=== Section Start ===

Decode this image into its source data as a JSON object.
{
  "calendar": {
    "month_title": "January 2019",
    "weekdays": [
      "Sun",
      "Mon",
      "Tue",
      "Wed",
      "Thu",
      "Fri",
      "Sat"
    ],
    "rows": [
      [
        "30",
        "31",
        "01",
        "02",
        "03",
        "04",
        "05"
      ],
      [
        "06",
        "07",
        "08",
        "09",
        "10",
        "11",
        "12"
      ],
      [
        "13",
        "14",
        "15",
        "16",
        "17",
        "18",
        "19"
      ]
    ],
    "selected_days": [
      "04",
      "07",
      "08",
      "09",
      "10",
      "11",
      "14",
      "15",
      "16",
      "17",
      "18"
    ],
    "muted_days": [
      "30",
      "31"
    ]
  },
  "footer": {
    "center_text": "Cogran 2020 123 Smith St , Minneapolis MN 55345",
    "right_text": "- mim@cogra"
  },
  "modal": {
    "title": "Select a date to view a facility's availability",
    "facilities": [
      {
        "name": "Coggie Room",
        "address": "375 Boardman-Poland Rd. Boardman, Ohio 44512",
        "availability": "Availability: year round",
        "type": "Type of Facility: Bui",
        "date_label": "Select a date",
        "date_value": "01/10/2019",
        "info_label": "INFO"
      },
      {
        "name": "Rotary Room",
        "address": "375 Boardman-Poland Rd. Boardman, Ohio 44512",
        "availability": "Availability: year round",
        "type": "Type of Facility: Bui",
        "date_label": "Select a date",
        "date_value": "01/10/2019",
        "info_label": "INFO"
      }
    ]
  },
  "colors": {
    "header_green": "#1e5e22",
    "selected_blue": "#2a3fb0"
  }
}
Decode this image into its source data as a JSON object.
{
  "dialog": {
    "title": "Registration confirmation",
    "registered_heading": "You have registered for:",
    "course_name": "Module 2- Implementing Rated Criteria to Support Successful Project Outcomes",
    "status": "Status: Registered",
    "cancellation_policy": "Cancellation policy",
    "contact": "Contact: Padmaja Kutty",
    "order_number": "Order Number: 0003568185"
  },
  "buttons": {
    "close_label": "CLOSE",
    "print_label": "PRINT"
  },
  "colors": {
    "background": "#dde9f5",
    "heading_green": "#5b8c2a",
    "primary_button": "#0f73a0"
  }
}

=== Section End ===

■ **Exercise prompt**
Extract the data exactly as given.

■ **Solution to the problem**
Decode this image into its source data as a JSON object.
{
  "calendar": {
    "month_title": "January 2019",
    "weekdays": [
      "Sun",
      "Mon",
      "Tue",
      "Wed",
      "Thu",
      "Fri",
      "Sat"
    ],
    "rows": [
      [
        "30",
        "31",
        "01",
        "02",
        "03",
        "04",
        "05"
      ],
      [
        "06",
        "07",
        "08",
        "09",
        "10",
        "11",
        "12"
      ],
      [
        "13",
        "14",
        "15",
        "16",
        "17",
        "18",
        "19"
      ]
    ],
    "selected_days": [
      "04",
      "07",
      "08",
      "09",
      "10",
      "11",
      "14",
      "15",
      "16",
      "17",
      "18"
    ],
    "muted_days": [
      "30",
      "31"
    ]
  },
  "footer": {
    "center_text": "Cogran 2020 123 Smith St , Minneapolis MN 55345",
    "right_text": "- mim@cogra"
  },
  "modal": {
    "title": "Select a date to view a facility's availability",
    "facilities": [
      {
        "name": "Coggie Room",
        "address": "375 Boardman-Poland Rd. Boardman, Ohio 44512",
        "availability": "Availability: year round",
        "type": "Type of Facility: Bui",
        "date_label": "Select a date",
        "date_value": "01/10/2019",
        "info_label": "INFO"
      },
      {
        "name": "Rotary Room",
        "address": "375 Boardman-Poland Rd. Boardman, Ohio 44512",
        "availability": "Availability: year round",
        "type": "Type of Facility: Bui",
        "date_label": "Select a date",
        "date_value": "01/10/2019",
        "info_label": "INFO"
      }
    ]
  },
  "colors": {
    "header_green": "#1e5e22",
    "selected_blue": "#2a3fb0"
  }
}
Decode this image into its source data as a JSON object.
{
  "dialog": {
    "title": "Registration confirmation",
    "registered_heading": "You have registered for:",
    "course_name": "Module 2- Implementing Rated Criteria to Support Successful Project Outcomes",
    "status": "Status: Registered",
    "cancellation_policy": "Cancellation policy",
    "contact": "Contact: Padmaja Kutty",
    "order_number": "Order Number: 0003568185"
  },
  "buttons": {
    "close_label": "CLOSE",
    "print_label": "PRINT"
  },
  "colors": {
    "background": "#dde9f5",
    "heading_green": "#5b8c2a",
    "primary_button": "#0f73a0"
  }
}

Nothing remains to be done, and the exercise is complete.